In a survey she conducted during her graduate residency, Neal asked practicing forensic psychologists which tools they had used during their two most recent evaluations. The responses varied widely. In many cases, Neal and her coauthor, Thomas Grisso, had never heard of the tests psychologists mentioned. “This finding surprised—and worried—us both,” she says.
Those findings led to the current paper. Of the tests Neal and her coauthors reviewed, they found that only 67 percent were considered “generally accepted,” meaning that clinical psychologists believed they were effective tools. As a measure of acceptance Neal mainly used a resource called the Mental Measurements Yearbook (MMY), in which volunteer reviewers assess the scientific merits of tests. The MMY asks thousands of psychologists to research how the tests were created, what their technical characteristics are, and then give their professional opinions of the tests. Of the tests commonly used in court, Neal found that one third hadn’t been reviewed at all in the yearbook or other similar resources. Of those that had been reviewed, only 40 percent had favorable ratings, meaning that the volunteer reviewers concluded that they had strong scientific underpinnings.

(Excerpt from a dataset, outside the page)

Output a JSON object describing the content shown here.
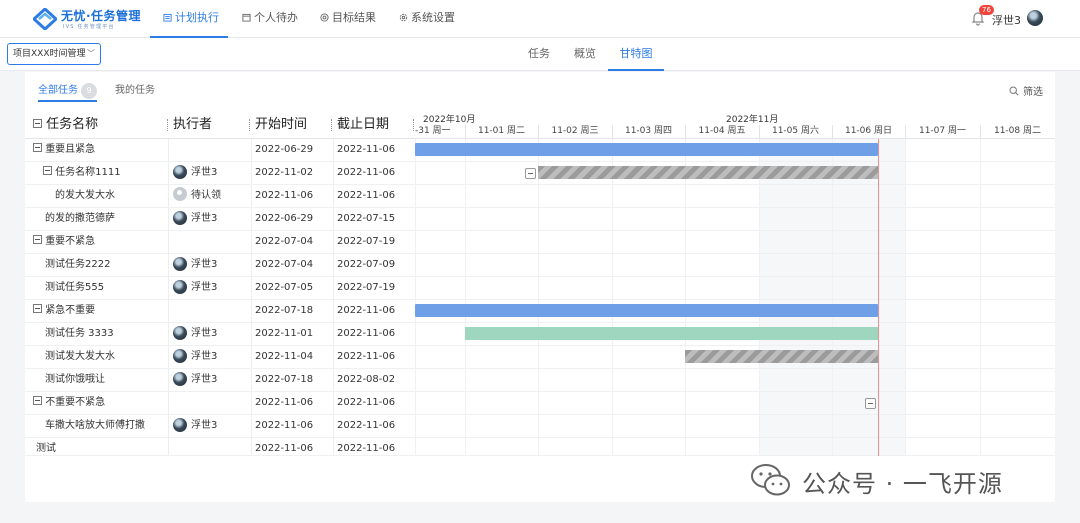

There’s no evidence yet that any of these tests have directly contributed to unjust rulings—though Neal thinks that may be because nobody has scrutinized this issue yet. But she and other forensic psychologists are particularly concerned about what are known as “projective” tests, in which a person is asked to respond to an ambiguous prompt, and their reaction is supposed to reflect their cognitive style, personality, or other psychological traits.
For example, in the Kinetic Family Drawing test, which is used to assess how kids feel about themselves and their families, a subject is asked to draw themselves or their family members and then answer questions about the drawing. Clinicians then make conclusions based on the child’s answers and on the drawing: where people are placed, their relative sizes, or the amount of detail included about a specific person. A few other famous examples of projective tests include the Rorschach ink blots; the Thematic Apperception Test, which measures personality by asking subjects to make up stories based on a series of black-and-white images; and the House-Tree-Person test, which requires subjects to draw those three objects and then answer questions about their drawing. Neal says tests like this are worrisome because they leave room for subjectivity and bias in the psychologist’s interpretation.
She says most forensic psychologists prefer “objective” tests, which ask a series of true or false or multiple choice questions and have objective scoring criteria for the answers. These tests, like the Minnesota Multiphasic Personality Inventory, which uses 550 true or false questions to evaluate a variety of psychological problems including depression, schizophrenia, and paranoia, have rubrics that help ensure that even if different psychologists administer the test, they will all still reach the same conclusion.
Most worrisome of all, she says, are the roughly 25 percent of clinicians who don’t use any tests at all to structure their forensic psychological assessments, another finding from her 2014 survey coauthored with Grisso. “They’ll go and talk to the person and they’ll use no tool at all and just write a report based on their opinion and introduce that as evidence in a co